Visions of Birds
This essay is older than most included here, but I nominated this blog, 75 degrees South, because it tells the tale of the adventure of a lifetime. The author, who is British, has lived and worked in Antarctica since November 2003, at a small research station, managing the data from the Upper Atmospheric science experiments. This essay, Visiting the Penguins, includes links to other essays about these penguins and lots of photos, including one that the author suggests using as your desktop wallpaper.
Huitzil shares several stunning photos of a lovely adult male flycatcher that he saw recently.
A Nice Set of Boobies We Saw at the Museum of Natural History was nominated by Dave, editor of the online magazine, Science Creative Quarterly (SCQ). Dave says this piece is just so funny that I feel it needs to be exhibited. The SCQ has recently reprinted this essay with permission of Chris, its author, and one of the SCQ collaborators.
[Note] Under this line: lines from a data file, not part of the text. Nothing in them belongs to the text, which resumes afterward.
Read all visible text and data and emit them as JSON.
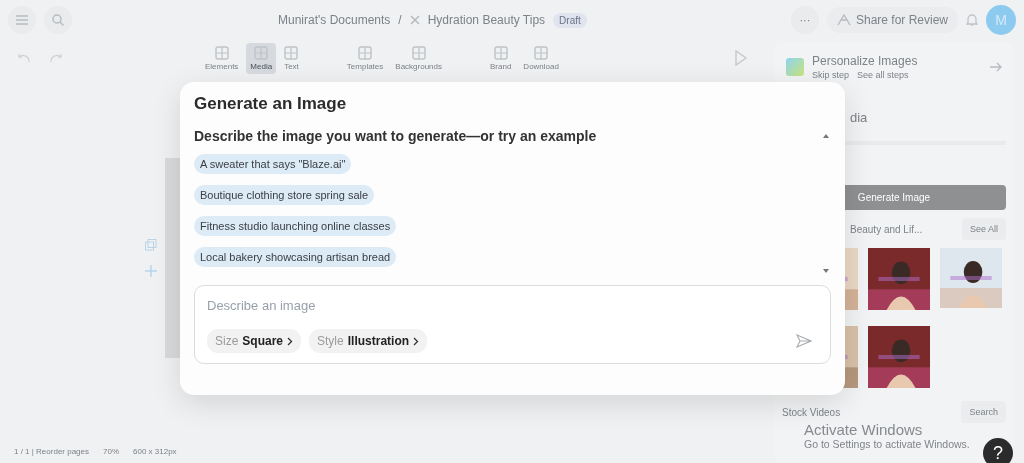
{
  "topbar": {
    "breadcrumb": [
      {
        "label": "Munirat's Documents"
      },
      {
        "label": "Hydration Beauty Tips"
      }
    ],
    "separator": "/",
    "status_badge": "Draft",
    "more": "···",
    "share_button": "Share for Review",
    "avatar": "M"
  },
  "toolbar": {
    "tools": [
      {
        "label": "Elements",
        "selected": false
      },
      {
        "label": "Media",
        "selected": true
      },
      {
        "label": "Text",
        "selected": false
      },
      {
        "label": "Templates",
        "selected": false
      },
      {
        "label": "Backgrounds",
        "selected": false
      },
      {
        "label": "Brand",
        "selected": false
      },
      {
        "label": "Download",
        "selected": false
      }
    ]
  },
  "right_panel": {
    "onboarding": {
      "title": "Personalize Images",
      "skip": "Skip step",
      "see_all": "See all steps"
    },
    "heading": "dia",
    "generate_button": "Generate Image",
    "section_title": "Beauty and Lif...",
    "see_all_button": "See All",
    "stock_title": "Stock Videos",
    "search_button": "Search"
  },
  "status_bar": {
    "pages": "1 / 1 | Reorder pages",
    "zoom": "70%",
    "size": "600 x 312px"
  },
  "dialog": {
    "title": "Generate an Image",
    "subtitle": "Describe the image you want to generate—or try an example",
    "examples": [
      "A sweater that says \"Blaze.ai\"",
      "Boutique clothing store spring sale",
      "Fitness studio launching online classes",
      "Local bakery showcasing artisan bread"
    ],
    "prompt": {
      "placeholder": "Describe an image"
    },
    "options": [
      {
        "label": "Size",
        "value": "Square"
      },
      {
        "label": "Style",
        "value": "Illustration"
      }
    ]
  },
  "windows_notice": {
    "title": "Activate Windows",
    "text": "Go to Settings to activate Windows."
  },
  "help_button": "?"
}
This lovely photoblog about the Steller’s Jay, Cyanocitta stelleri, was sent in by my good Seattle pals at Dharma Bums. Be sure to poke around their site because they have other bird photoblog essays to share, too. One thing that makes me especially proud of this submission is that the authors of this blog told me that I was the person who helped nurture their interest in birds.
Even though Dave's Birding Blog appears to be rapidly running out of steam, he shares some lovely photos and stories of birds he's been seeing recently. Perhaps some encouragement by you, dear readers, might keep this photoblog going.
I nominated Speaking of Birds' collection of universal laws that govern birdwatching, including rules from several of my birding pals!
This story by Socar, author of Ratty's Ghost, asks do birders have a special uniform? Perhaps they should.
Ron said his essay about surface area of a bird is “sort of silly”. What do you think?
The next issue of I and the Bird will be hosted by Thomasburg Walks on 10 November. The deadline for submitting or nominating essays is 8 November. Please send your submissions/nominations to Mike, who will make sure the next host receives them in time for I and the Bird #10.
© 2004, 2005, 2006 by GrrlScientist